(Work to complete) Filtering the records below, copy only those lines that include the word "author".
*** Opening Data listing ***
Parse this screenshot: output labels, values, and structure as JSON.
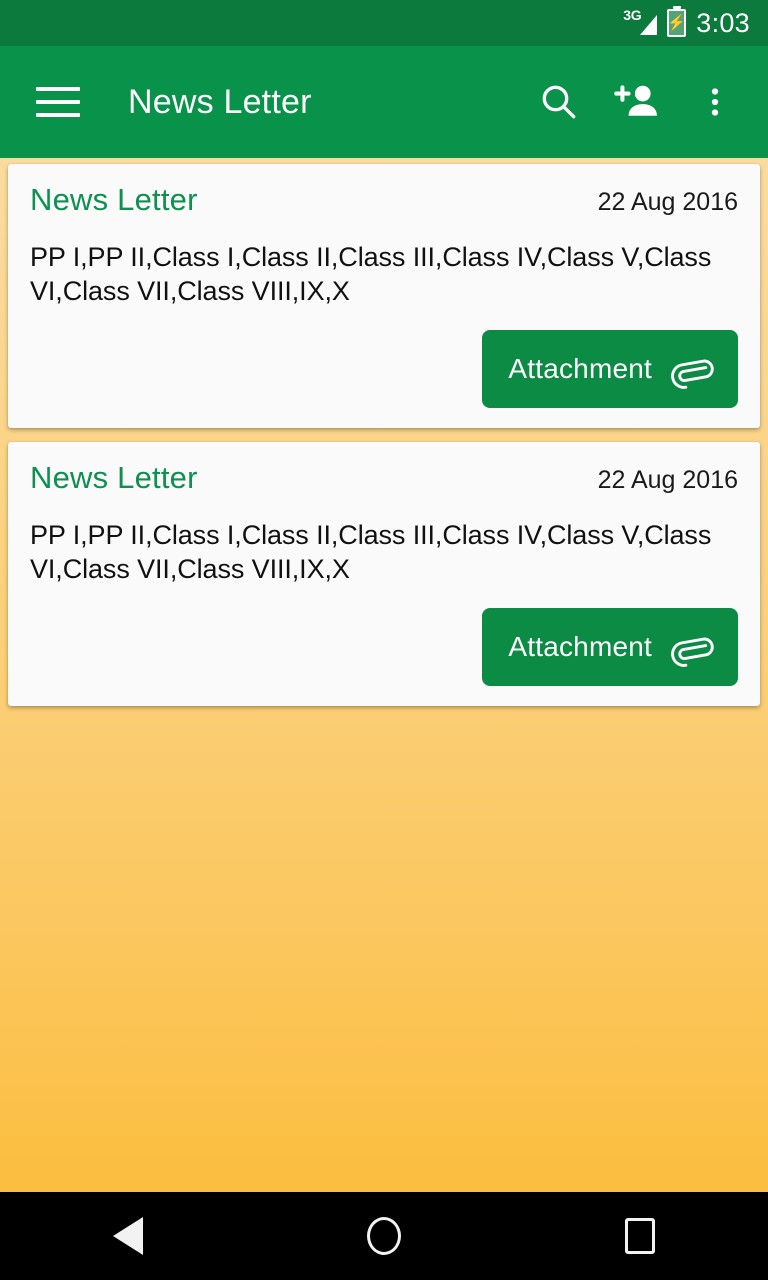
{
  "status_bar": {
    "network_label": "3G",
    "signal_icon": "signal-bars-icon",
    "battery_icon": "battery-charging-icon",
    "time": "3:03",
    "background_color": "#0b7a3c"
  },
  "toolbar": {
    "menu_icon": "hamburger-menu-icon",
    "title": "News Letter",
    "search_icon": "search-icon",
    "add_person_icon": "add-person-icon",
    "overflow_icon": "more-vertical-icon",
    "background_color": "#08924a"
  },
  "theme": {
    "accent_green": "#0b8b43",
    "title_green": "#0e9150",
    "background_top": "#fae0a8",
    "background_bottom": "#fbbb38",
    "card_background": "#fafafa"
  },
  "cards": [
    {
      "title": "News Letter",
      "date": "22 Aug 2016",
      "body": "PP I,PP II,Class I,Class II,Class III,Class IV,Class V,Class VI,Class VII,Class VIII,IX,X",
      "attachment_label": "Attachment",
      "attachment_icon": "paperclip-icon"
    },
    {
      "title": "News Letter",
      "date": "22 Aug 2016",
      "body": "PP I,PP II,Class I,Class II,Class III,Class IV,Class V,Class VI,Class VII,Class VIII,IX,X",
      "attachment_label": "Attachment",
      "attachment_icon": "paperclip-icon"
    }
  ],
  "nav_bar": {
    "back_icon": "back-triangle-icon",
    "home_icon": "home-circle-icon",
    "recents_icon": "recents-square-icon"
  }
}
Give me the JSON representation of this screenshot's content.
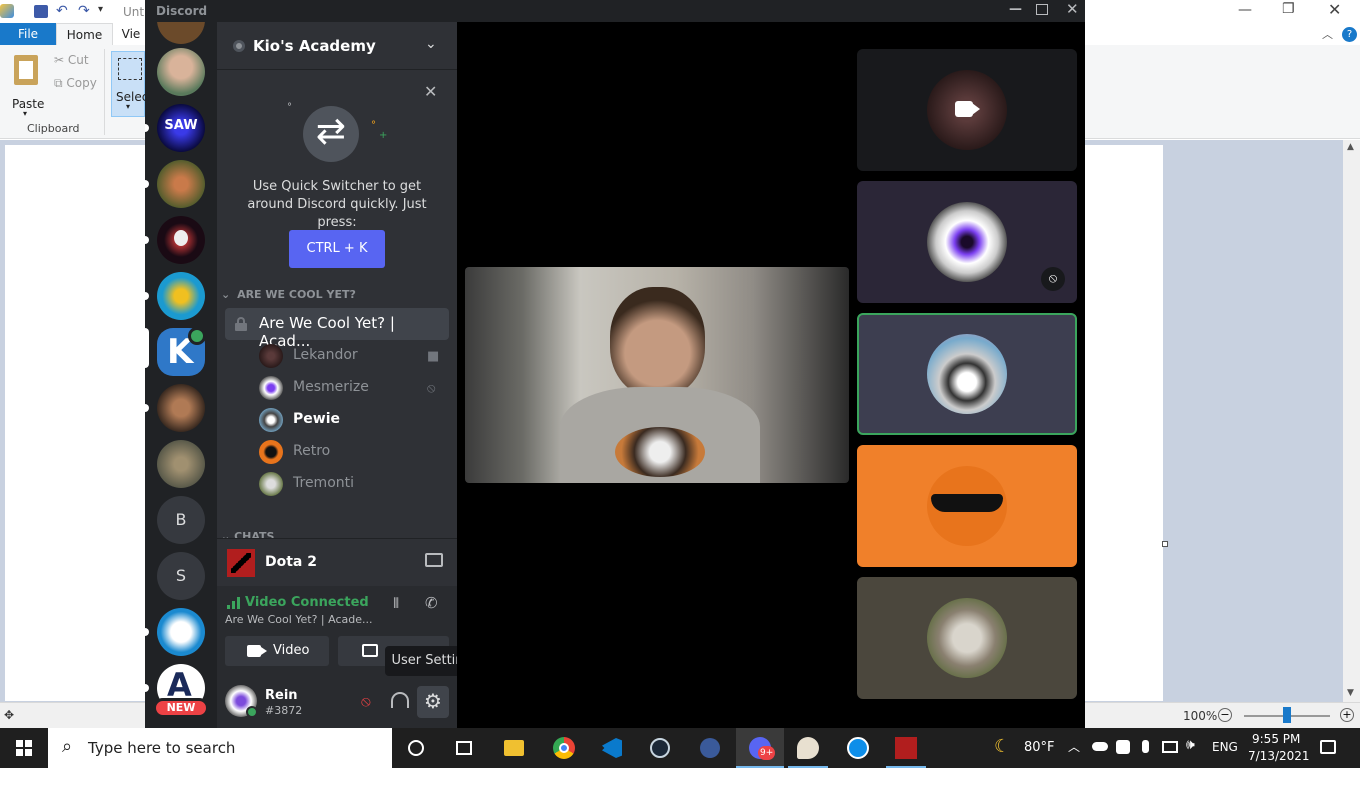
{
  "paint": {
    "doc_title": "Unti",
    "tabs": {
      "file": "File",
      "home": "Home",
      "view": "Vie"
    },
    "clipboard": {
      "paste": "Paste",
      "cut": "Cut",
      "copy": "Copy",
      "group": "Clipboard"
    },
    "select_label": "Select",
    "zoom": "100%"
  },
  "discord": {
    "app_name": "Discord",
    "server_name": "Kio's Academy",
    "quick_switcher": {
      "text": "Use Quick Switcher to get around Discord quickly. Just press:",
      "shortcut": "CTRL + K"
    },
    "category": "ARE WE COOL YET?",
    "voice_channel": "Are We Cool Yet? | Acad...",
    "members": [
      {
        "name": "Lekandor",
        "color": "#8e9297",
        "icon": "video-icon"
      },
      {
        "name": "Mesmerize",
        "color": "#8e9297",
        "icon": "mic-muted-icon"
      },
      {
        "name": "Pewie",
        "color": "#ffffff",
        "icon": ""
      },
      {
        "name": "Retro",
        "color": "#8e9297",
        "icon": ""
      },
      {
        "name": "Tremonti",
        "color": "#8e9297",
        "icon": ""
      }
    ],
    "chats_category": "CHATS",
    "activity": "Dota 2",
    "voice_status": "Video Connected",
    "voice_status_channel": "Are We Cool Yet? | Acade...",
    "video_button": "Video",
    "tooltip": "User Settings",
    "user": {
      "name": "Rein",
      "tag": "#3872"
    },
    "guild_letters": [
      "B",
      "S"
    ],
    "new_badge": "NEW"
  },
  "taskbar": {
    "search_placeholder": "Type here to search",
    "weather": "80°F",
    "language": "ENG",
    "time": "9:55 PM",
    "date": "7/13/2021",
    "badge": "9+"
  },
  "colors": {
    "discord_bg": "#2f3136",
    "blurple": "#5865f2",
    "green": "#3ba55d",
    "orange_tile": "#f0802a"
  }
}
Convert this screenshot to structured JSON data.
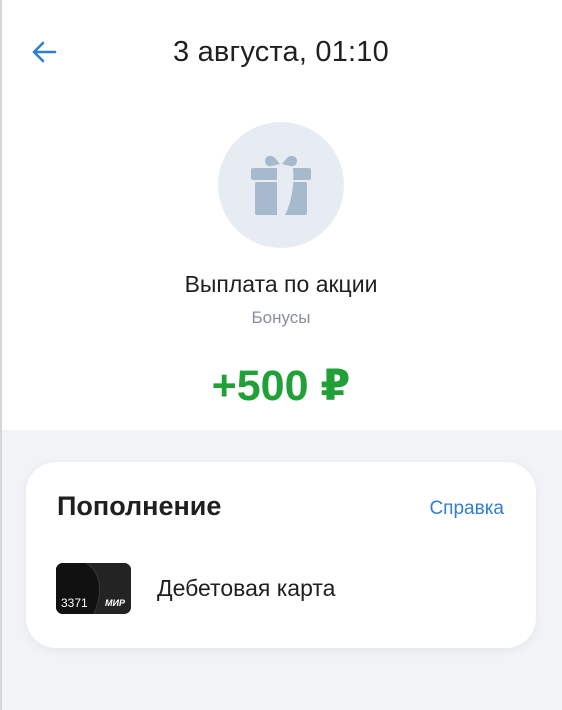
{
  "header": {
    "title": "3 августа, 01:10",
    "back_icon": "arrow-left-icon"
  },
  "transaction": {
    "icon": "gift-icon",
    "title": "Выплата по акции",
    "category": "Бонусы",
    "amount": "+500 ₽"
  },
  "details": {
    "section_title": "Пополнение",
    "help_link": "Справка",
    "account": {
      "card_last_digits": "3371",
      "payment_system": "МИР",
      "name": "Дебетовая карта"
    }
  },
  "colors": {
    "accent_blue": "#2f7fd4",
    "amount_green": "#21a038",
    "gift_bg": "#e7ecf2",
    "gift_icon": "#a7b9cc",
    "text_primary": "#1f1f1f",
    "text_secondary": "#8a8f99"
  }
}
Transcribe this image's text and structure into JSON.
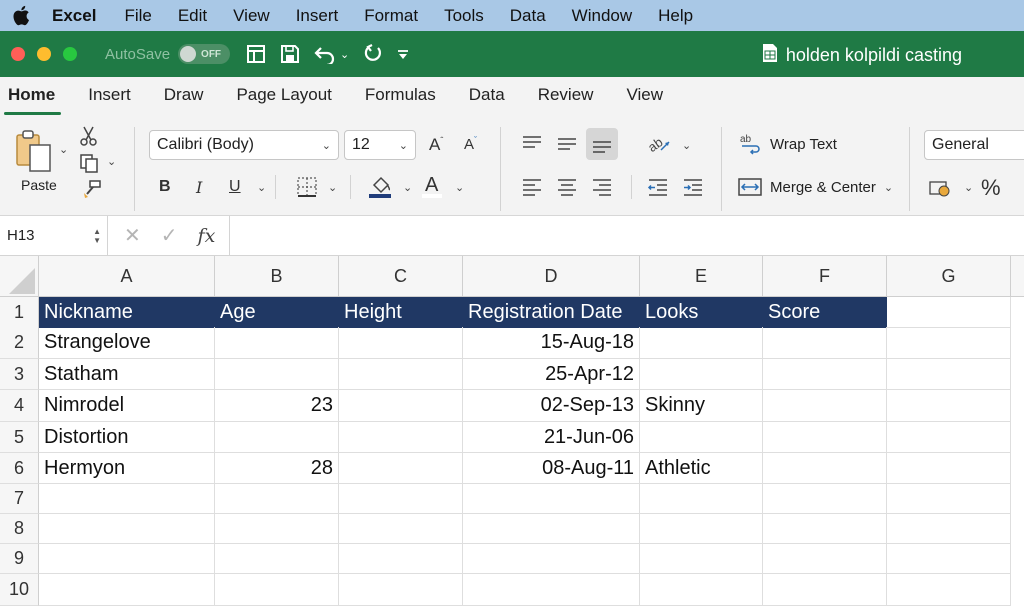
{
  "menubar": {
    "app_name": "Excel",
    "items": [
      "File",
      "Edit",
      "View",
      "Insert",
      "Format",
      "Tools",
      "Data",
      "Window",
      "Help"
    ]
  },
  "titlebar": {
    "autosave_label": "AutoSave",
    "autosave_state": "OFF",
    "document_title": "holden kolpildi casting"
  },
  "ribbon_tabs": [
    "Home",
    "Insert",
    "Draw",
    "Page Layout",
    "Formulas",
    "Data",
    "Review",
    "View"
  ],
  "ribbon": {
    "paste_label": "Paste",
    "font_name": "Calibri (Body)",
    "font_size": "12",
    "bold": "B",
    "italic": "I",
    "underline": "U",
    "wrap_text": "Wrap Text",
    "merge_center": "Merge & Center",
    "number_format": "General",
    "percent": "%"
  },
  "formula_bar": {
    "name_box": "H13",
    "fx_label": "fx",
    "formula": ""
  },
  "sheet": {
    "columns": [
      "A",
      "B",
      "C",
      "D",
      "E",
      "F",
      "G"
    ],
    "row_numbers": [
      "1",
      "2",
      "3",
      "4",
      "5",
      "6",
      "7",
      "8",
      "9",
      "10"
    ],
    "header": [
      "Nickname",
      "Age",
      "Height",
      "Registration Date",
      "Looks",
      "Score"
    ],
    "rows": [
      [
        "Strangelove",
        "",
        "",
        "15-Aug-18",
        "",
        ""
      ],
      [
        "Statham",
        "",
        "",
        "25-Apr-12",
        "",
        ""
      ],
      [
        "Nimrodel",
        "23",
        "",
        "02-Sep-13",
        "Skinny",
        ""
      ],
      [
        "Distortion",
        "",
        "",
        "21-Jun-06",
        "",
        ""
      ],
      [
        "Hermyon",
        "28",
        "",
        "08-Aug-11",
        "Athletic",
        ""
      ]
    ]
  },
  "colors": {
    "title_bar": "#1f7a45",
    "menu_bar": "#a9c8e6",
    "header_fill": "#203864",
    "header_text": "#ffffff"
  }
}
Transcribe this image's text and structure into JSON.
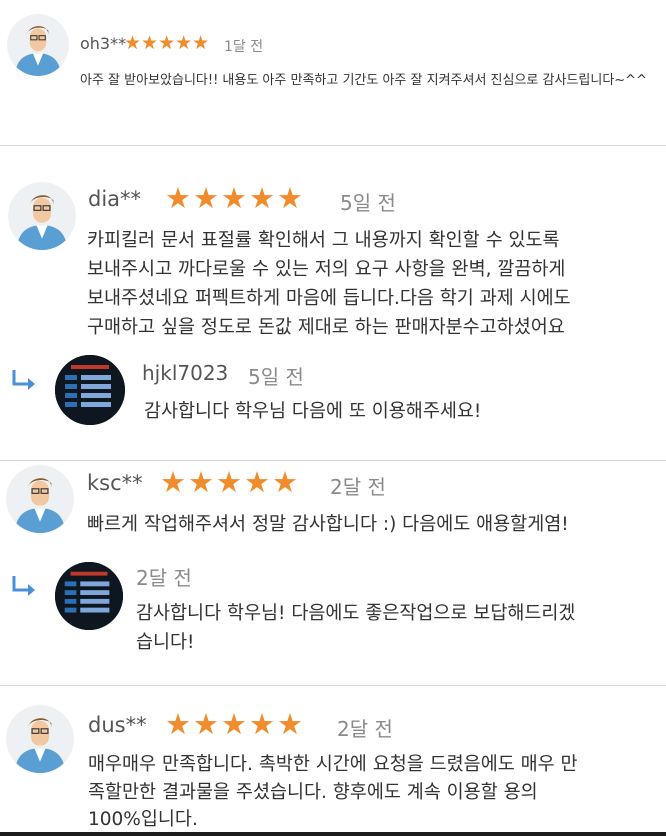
{
  "colors": {
    "star": "#f08c2c",
    "text": "#333333",
    "muted": "#8a8a8a",
    "divider": "#d7d7d7"
  },
  "icons": {
    "avatar": "user-avatar-icon",
    "reply": "reply-arrow-icon",
    "seller_avatar": "seller-avatar-icon",
    "star": "star-icon"
  },
  "reviews": [
    {
      "author": "oh3**",
      "stars": "★★★★★",
      "rating": 5,
      "date": "1달 전",
      "lines": [
        "아주 잘 받아보았습니다!! 내용도 아주 만족하고 기간도 아주 잘 지켜주셔서 진심으로 감사드립니다~^^"
      ]
    },
    {
      "author": "dia**",
      "stars": "★★★★★",
      "rating": 5,
      "date": "5일 전",
      "lines": [
        "카피킬러 문서 표절률 확인해서 그 내용까지 확인할 수 있도록",
        "보내주시고 까다로울 수 있는 저의 요구 사항을 완벽, 깔끔하게",
        "보내주셨네요 퍼펙트하게 마음에 듭니다.다음 학기 과제 시에도",
        "구매하고 싶을 정도로 돈값 제대로 하는 판매자분수고하셨어요"
      ],
      "reply": {
        "author": "hjkl7023",
        "date": "5일 전",
        "lines": [
          "감사합니다 학우님 다음에 또 이용해주세요!"
        ]
      }
    },
    {
      "author": "ksc**",
      "stars": "★★★★★",
      "rating": 5,
      "date": "2달 전",
      "lines": [
        "빠르게 작업해주셔서 정말 감사합니다 :) 다음에도 애용할게염!"
      ],
      "reply": {
        "date": "2달 전",
        "lines": [
          "감사합니다 학우님! 다음에도 좋은작업으로 보답해드리겠",
          "습니다!"
        ]
      }
    },
    {
      "author": "dus**",
      "stars": "★★★★★",
      "rating": 5,
      "date": "2달 전",
      "lines": [
        "매우매우 만족합니다. 촉박한 시간에 요청을 드렸음에도 매우 만",
        "족할만한 결과물을 주셨습니다. 향후에도 계속 이용할 용의",
        "100%입니다."
      ]
    }
  ]
}
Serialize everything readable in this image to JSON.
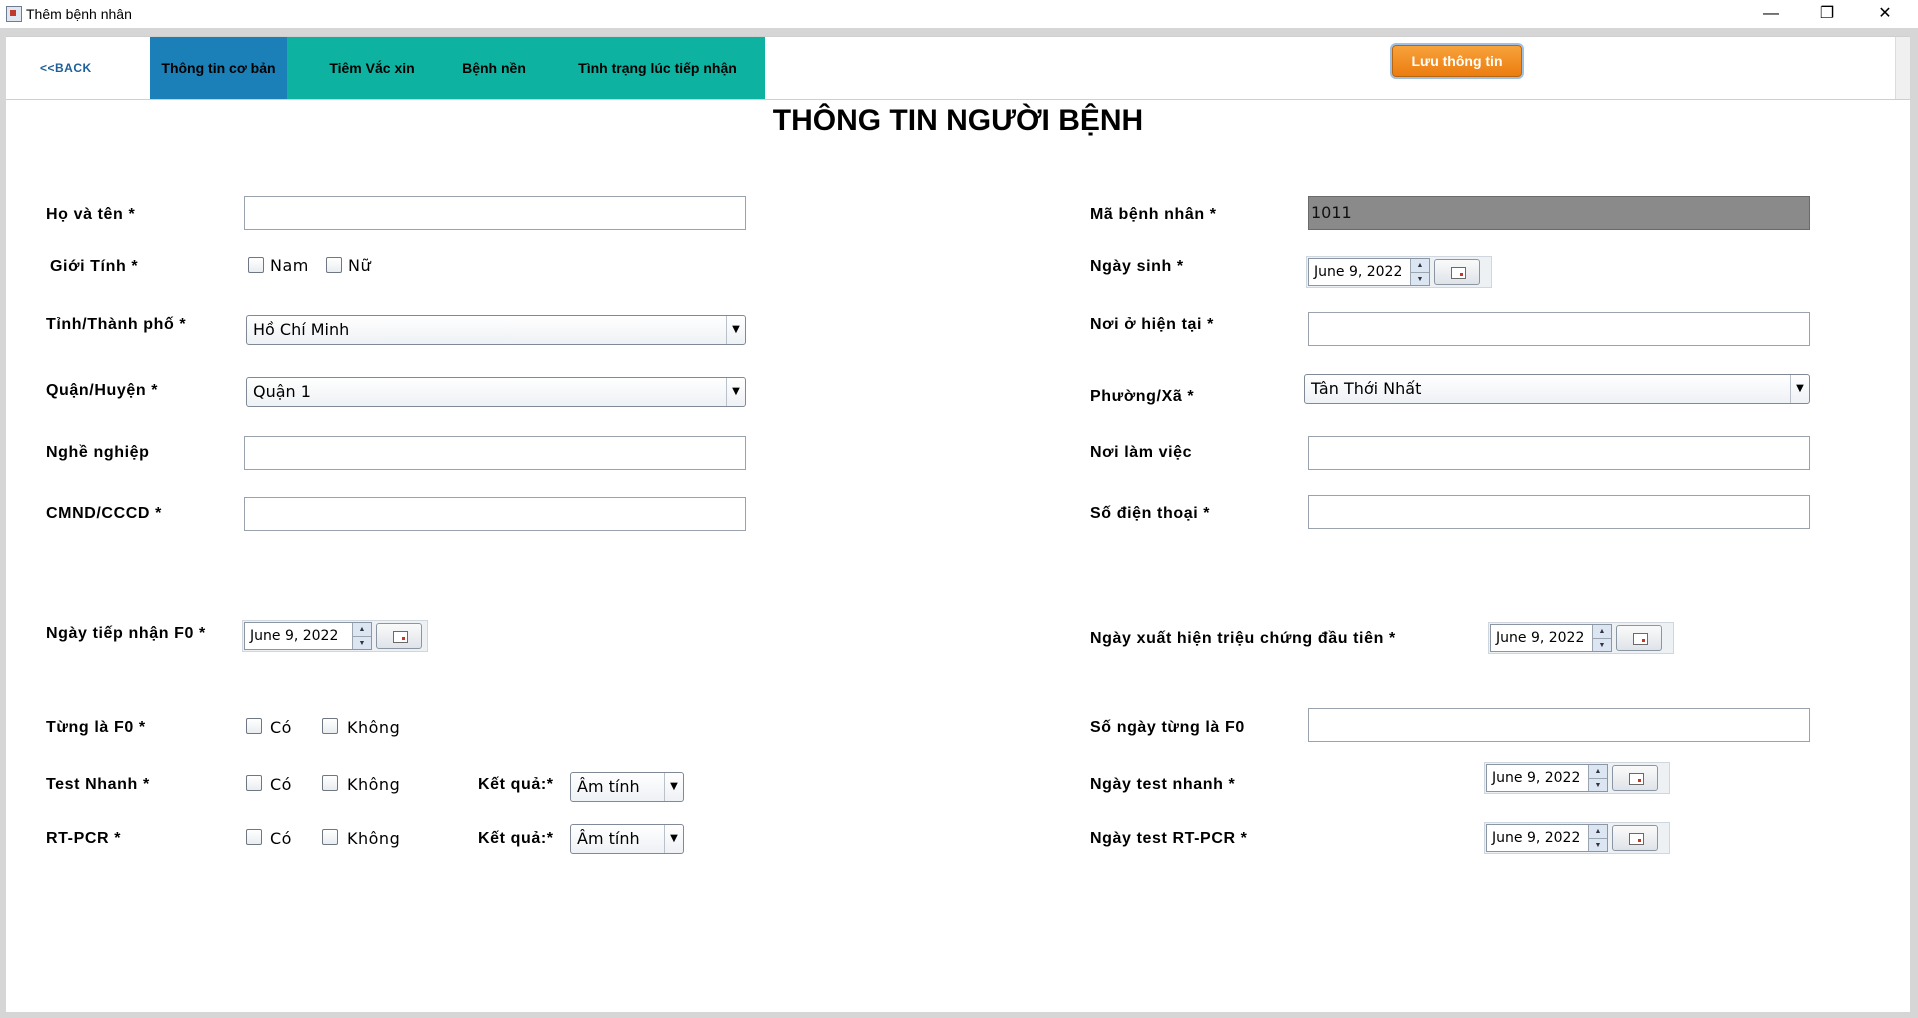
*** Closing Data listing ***
(Task answer)
      "author": "oh3**",
      "author": "dia**",
        "author": "hjkl7023",
      "author": "ksc**",
      "author": "dus**",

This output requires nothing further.